Maine is home to lots of big, beautiful old houses that are expensive to heat in the winter and to keep cool during the warmer months. It's a problem at the Blaine House in Augusta, the official of residence of the governors of Maine for nearly a century. But now the Blaine House has has joined a growing number of homes and businesses that are turning to new technology to cut down on heating costs.

The sprawling mansion - just across the street from the State House - is not only home to the governor's family, it's a museum.

"We want this house to stay another 200 years. This is a real inspiring house. It was built in the 1830s," LePage says.

On a recent tour of the house, Gov. Paul LePage highlights its historic significance. One of the biggest attractions is the study of James G. Blaine, a former governor who also served as speaker of the U.S. House, and is the only person in history to serve as secretary of state under three different presidents. But LePage says the building is expensive to heat and that's why he decided to install heat pumps.

"The heating system was atrocious, costing somewheres around $40,000 a year, I'm told, to heat the place," says LePage. "So we have cut that down by 75 percent.  So that's one of the reasons, to lower the cost."

And LePage says the heat pumps also save on cooling costs in the summer, and he and his wife Anne have been so impressed with the technology they've had it installed in their home in Boothbay. They are not alone in their enthusiasm for heat pumps, as some 11,000 units have been installed in Maine this past year. And Dana Fischer, the residential program manager for Efficiency Maine, says the trend is likely to continue.

"One of the most popular new heating upgrades that is going on in Maine right now is the air source heat pumps," says Fischer, "the mini split heat pumps. More than 700 were installed just last month."

Fischer explains that these units employ very efficient motors and heat exchange equipment to extract heat from even very cold air, but can also help cool a home in summer. Fischer says a single unit, priced at about $3,500, can handle a small home.

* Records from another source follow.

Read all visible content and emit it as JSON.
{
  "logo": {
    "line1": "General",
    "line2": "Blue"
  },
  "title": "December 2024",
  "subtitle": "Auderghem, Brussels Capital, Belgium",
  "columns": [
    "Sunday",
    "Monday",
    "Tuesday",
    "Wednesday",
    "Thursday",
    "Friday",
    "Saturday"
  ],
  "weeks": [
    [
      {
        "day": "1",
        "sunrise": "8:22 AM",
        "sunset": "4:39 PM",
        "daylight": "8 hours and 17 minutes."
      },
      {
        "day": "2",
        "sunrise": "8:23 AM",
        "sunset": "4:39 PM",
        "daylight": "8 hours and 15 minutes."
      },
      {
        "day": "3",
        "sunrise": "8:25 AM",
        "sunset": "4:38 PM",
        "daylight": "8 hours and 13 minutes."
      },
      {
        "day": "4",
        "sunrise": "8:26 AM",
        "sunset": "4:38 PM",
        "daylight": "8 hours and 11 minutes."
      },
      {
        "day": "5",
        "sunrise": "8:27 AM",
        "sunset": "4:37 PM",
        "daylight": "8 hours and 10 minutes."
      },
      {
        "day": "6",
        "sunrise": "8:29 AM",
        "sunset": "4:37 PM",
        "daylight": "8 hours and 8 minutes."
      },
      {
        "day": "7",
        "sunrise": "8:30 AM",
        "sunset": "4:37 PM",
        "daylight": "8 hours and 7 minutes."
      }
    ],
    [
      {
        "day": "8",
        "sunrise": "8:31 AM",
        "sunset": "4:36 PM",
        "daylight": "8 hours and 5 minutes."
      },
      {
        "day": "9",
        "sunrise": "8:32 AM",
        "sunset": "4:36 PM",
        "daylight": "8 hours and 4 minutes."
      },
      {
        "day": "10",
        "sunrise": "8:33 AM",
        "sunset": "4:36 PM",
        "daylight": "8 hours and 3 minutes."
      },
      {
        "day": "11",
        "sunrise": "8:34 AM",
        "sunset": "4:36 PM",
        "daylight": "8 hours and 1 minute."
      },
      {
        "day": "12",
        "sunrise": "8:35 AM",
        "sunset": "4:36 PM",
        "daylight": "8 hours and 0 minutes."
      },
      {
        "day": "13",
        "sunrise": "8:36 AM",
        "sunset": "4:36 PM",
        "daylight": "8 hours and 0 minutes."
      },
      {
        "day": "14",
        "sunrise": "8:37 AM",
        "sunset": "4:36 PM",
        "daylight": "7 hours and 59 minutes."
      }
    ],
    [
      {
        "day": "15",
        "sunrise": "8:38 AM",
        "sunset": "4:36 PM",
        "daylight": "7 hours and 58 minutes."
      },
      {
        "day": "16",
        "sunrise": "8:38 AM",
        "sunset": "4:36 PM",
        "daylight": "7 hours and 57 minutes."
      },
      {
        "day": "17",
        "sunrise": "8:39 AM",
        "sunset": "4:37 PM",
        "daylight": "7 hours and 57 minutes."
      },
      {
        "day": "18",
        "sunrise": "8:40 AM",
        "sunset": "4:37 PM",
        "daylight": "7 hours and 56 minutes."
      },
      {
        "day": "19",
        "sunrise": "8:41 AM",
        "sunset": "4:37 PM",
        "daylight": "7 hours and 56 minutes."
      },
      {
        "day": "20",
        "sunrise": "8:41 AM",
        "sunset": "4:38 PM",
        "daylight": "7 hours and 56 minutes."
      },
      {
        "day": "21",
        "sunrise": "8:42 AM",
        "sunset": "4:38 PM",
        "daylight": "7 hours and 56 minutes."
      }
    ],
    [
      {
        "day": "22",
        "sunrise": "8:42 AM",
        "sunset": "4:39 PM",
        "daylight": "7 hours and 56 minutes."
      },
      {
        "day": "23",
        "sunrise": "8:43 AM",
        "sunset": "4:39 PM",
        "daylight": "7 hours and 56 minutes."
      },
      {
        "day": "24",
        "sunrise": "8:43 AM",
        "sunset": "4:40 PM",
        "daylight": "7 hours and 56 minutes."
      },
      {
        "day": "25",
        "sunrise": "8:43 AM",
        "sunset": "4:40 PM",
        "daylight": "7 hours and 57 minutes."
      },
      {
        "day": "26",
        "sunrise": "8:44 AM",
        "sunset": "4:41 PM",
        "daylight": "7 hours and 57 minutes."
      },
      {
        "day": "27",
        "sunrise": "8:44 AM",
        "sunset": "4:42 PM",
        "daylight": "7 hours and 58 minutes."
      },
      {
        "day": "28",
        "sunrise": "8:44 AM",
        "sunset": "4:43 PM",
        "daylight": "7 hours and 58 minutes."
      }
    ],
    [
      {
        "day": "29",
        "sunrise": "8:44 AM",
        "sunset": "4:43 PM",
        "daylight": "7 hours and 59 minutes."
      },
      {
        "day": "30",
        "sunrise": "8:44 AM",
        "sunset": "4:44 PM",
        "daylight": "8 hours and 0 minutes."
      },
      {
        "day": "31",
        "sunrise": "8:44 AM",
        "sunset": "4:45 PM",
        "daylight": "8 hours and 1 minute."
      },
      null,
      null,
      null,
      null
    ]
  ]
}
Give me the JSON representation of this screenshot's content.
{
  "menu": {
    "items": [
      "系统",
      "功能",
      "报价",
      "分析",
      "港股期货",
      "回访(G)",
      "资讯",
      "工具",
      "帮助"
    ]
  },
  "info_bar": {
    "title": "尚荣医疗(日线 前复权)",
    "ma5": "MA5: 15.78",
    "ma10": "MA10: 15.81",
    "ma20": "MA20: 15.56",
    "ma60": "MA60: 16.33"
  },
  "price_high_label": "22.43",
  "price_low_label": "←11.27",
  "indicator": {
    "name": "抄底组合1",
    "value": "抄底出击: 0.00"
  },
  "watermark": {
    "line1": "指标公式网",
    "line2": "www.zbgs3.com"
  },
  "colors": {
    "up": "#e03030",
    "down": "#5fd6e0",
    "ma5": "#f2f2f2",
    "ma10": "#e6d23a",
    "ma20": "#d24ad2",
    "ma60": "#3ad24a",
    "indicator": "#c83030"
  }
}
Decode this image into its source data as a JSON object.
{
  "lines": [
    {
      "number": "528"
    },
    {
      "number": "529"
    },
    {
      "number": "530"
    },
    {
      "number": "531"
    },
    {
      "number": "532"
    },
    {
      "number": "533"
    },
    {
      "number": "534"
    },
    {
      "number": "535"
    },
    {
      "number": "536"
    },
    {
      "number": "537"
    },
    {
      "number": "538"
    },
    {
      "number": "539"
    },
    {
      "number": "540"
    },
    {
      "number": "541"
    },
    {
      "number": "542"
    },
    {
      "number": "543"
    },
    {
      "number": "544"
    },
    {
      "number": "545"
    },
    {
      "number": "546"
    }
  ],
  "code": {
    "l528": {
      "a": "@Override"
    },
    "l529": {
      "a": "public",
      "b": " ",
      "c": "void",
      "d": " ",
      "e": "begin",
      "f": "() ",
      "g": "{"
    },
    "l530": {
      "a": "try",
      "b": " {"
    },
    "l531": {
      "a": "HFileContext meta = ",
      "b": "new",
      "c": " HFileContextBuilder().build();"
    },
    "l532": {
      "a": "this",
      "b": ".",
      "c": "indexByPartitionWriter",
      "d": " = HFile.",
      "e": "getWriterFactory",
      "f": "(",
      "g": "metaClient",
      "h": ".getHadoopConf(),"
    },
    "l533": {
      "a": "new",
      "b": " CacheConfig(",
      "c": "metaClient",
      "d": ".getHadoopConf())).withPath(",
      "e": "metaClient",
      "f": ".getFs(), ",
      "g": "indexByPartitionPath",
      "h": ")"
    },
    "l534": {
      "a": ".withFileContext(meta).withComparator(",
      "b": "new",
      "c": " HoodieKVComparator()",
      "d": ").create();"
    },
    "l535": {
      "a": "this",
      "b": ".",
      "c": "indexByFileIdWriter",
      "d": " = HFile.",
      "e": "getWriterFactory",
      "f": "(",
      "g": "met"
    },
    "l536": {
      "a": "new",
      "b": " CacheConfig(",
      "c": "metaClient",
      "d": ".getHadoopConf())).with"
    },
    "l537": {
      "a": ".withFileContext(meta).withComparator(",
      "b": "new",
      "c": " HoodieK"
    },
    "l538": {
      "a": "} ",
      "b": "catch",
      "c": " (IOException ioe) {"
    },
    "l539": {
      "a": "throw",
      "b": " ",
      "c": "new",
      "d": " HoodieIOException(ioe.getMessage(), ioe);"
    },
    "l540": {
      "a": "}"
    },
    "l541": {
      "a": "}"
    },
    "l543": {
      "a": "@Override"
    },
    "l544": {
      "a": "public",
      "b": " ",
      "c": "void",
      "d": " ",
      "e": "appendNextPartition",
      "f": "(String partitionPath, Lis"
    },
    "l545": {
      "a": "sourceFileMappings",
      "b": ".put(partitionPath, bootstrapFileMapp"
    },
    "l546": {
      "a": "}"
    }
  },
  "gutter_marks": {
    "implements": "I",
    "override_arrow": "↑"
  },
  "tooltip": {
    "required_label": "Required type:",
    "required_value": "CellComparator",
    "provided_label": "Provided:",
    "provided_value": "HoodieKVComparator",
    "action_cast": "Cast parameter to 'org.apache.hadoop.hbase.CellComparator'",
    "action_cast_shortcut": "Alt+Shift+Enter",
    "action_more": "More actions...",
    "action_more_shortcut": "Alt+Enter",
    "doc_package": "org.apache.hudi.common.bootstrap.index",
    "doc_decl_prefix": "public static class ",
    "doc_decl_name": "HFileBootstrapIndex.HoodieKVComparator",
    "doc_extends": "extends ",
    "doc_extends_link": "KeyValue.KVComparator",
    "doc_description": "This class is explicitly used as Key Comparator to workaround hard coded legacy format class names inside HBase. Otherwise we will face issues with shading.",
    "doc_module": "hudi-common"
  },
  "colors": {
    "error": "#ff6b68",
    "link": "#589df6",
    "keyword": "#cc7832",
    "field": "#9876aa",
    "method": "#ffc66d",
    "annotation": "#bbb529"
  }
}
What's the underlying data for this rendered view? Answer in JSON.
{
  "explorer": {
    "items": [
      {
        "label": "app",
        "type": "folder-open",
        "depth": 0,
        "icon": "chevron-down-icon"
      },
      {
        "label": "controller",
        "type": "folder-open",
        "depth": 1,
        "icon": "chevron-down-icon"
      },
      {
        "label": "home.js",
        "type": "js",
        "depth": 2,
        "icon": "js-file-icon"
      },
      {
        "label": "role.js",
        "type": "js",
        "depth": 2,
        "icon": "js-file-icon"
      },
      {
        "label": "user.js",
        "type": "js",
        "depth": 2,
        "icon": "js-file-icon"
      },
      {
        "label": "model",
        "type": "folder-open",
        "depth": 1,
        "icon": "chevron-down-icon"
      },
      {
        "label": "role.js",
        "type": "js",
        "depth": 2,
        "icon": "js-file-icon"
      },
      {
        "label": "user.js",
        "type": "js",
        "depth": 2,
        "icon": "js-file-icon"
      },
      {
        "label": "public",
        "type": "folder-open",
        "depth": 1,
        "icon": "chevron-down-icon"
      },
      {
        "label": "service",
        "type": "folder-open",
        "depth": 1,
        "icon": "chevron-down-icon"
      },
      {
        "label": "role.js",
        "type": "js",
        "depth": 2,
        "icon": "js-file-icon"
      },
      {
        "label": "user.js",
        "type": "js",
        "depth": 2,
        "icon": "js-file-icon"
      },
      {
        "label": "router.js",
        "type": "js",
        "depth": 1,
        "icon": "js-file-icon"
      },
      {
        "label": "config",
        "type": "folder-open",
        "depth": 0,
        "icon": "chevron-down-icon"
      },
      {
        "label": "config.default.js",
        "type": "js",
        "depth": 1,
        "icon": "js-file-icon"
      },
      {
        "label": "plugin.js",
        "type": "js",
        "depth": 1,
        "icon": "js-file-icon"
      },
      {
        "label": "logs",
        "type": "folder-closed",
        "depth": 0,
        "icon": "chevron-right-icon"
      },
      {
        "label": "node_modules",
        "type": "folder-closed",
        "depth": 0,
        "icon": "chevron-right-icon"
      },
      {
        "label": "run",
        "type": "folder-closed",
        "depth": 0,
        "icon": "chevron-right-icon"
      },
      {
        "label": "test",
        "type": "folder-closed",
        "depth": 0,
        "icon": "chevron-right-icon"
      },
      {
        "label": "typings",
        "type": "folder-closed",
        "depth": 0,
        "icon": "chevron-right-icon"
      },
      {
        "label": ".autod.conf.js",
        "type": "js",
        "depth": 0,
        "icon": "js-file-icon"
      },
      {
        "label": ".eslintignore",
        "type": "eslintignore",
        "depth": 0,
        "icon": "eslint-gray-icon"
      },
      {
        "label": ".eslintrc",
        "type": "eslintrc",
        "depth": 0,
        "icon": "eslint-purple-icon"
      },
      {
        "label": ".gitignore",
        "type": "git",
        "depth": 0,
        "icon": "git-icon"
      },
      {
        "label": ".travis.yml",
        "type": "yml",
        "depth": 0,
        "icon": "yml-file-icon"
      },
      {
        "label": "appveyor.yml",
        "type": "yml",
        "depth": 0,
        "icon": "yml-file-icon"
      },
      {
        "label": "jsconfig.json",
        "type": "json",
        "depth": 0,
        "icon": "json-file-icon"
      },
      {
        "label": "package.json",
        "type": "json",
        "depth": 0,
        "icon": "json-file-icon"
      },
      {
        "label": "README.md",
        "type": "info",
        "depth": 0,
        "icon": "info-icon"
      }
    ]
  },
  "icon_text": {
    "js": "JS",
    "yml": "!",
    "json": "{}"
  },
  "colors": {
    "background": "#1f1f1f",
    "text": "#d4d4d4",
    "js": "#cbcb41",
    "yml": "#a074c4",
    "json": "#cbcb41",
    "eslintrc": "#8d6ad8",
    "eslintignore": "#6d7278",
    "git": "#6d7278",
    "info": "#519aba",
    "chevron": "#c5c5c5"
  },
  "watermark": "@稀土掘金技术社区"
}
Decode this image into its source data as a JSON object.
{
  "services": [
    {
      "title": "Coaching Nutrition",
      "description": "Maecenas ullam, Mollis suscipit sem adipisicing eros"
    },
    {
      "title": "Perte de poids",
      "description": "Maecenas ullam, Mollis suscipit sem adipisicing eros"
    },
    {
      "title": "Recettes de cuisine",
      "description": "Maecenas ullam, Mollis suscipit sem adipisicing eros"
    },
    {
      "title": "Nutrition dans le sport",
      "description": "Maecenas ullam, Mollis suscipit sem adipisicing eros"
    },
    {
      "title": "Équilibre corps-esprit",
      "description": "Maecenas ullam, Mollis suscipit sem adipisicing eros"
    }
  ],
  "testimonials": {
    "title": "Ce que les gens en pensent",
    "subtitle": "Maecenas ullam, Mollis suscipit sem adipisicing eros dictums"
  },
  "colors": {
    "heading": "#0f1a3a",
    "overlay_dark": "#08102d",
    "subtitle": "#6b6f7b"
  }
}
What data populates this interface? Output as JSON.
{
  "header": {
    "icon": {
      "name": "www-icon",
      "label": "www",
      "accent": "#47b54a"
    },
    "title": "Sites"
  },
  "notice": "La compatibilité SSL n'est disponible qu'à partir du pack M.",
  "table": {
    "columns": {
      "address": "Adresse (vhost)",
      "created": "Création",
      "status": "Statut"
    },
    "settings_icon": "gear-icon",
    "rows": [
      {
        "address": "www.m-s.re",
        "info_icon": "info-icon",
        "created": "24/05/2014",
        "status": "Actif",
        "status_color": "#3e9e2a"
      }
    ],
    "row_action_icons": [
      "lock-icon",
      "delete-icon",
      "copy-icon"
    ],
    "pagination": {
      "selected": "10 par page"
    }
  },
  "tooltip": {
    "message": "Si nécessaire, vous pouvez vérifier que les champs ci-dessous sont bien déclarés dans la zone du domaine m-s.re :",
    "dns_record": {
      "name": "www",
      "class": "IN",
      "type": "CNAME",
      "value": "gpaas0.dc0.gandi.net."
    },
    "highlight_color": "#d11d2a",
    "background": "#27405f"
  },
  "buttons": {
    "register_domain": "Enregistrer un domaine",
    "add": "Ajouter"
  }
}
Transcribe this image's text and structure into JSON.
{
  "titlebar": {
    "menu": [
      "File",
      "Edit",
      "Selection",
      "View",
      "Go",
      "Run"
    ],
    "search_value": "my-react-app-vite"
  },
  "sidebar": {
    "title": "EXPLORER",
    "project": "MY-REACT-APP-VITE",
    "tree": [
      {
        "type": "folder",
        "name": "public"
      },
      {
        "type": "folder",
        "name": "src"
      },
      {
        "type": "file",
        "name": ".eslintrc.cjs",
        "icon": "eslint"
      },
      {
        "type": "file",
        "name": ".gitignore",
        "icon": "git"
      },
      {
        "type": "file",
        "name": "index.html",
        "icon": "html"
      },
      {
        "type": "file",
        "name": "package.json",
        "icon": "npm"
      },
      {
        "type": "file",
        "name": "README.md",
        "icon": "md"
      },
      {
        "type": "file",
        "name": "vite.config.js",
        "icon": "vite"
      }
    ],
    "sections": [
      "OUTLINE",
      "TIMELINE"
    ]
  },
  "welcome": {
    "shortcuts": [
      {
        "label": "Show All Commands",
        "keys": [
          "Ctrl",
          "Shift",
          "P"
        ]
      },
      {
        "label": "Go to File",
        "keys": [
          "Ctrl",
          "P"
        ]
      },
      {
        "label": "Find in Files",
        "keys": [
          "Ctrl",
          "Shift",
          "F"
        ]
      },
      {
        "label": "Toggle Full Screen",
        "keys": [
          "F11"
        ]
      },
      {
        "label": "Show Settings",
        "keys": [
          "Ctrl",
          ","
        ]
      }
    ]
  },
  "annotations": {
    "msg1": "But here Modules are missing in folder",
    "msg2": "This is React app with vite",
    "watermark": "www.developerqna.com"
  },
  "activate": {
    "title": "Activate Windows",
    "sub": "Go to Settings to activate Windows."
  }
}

But in a cold climate such as Maine, heat pumps cannot completely replace a heating system. Richard Burbank, president of Evergreen Home Performance, a certified installer, says many homeowners use the devices in conjunction with another source, such as a gas- or oil-fired furnace.

"Heat pumps are an incredible way of supplementing it so that the heat pump is limited in how much heat you can actually produce, but if you get as much as you possibly can out of that, take the load off of your heating system, especially in the spring and fall, that's a really great, cost-effective solution," says Burbank.

Mike Stoddard, executive director of Efficiency Maine, says the agency is offering a $500 rebate on the cost of buying and installing a heat pump system and the program is very popular.

"We are very impressed with the performance of those high efficiency cold weather heat pumps and the demand from consumers for them, and we can see why customers like them," Stoddard says.

Efficiency Maine is funded through a fee on utility bills. And Stoddard says the agency's new three-year budget reflects the growing public demand for heat pump technology. There is funding in the first year for 7,000 rebates, and the funding increases in the third year to cover up to 10,000 rebates.

Journalist Mal Leary spearheads Maine Public's news coverage of politics and government and is based at the State House.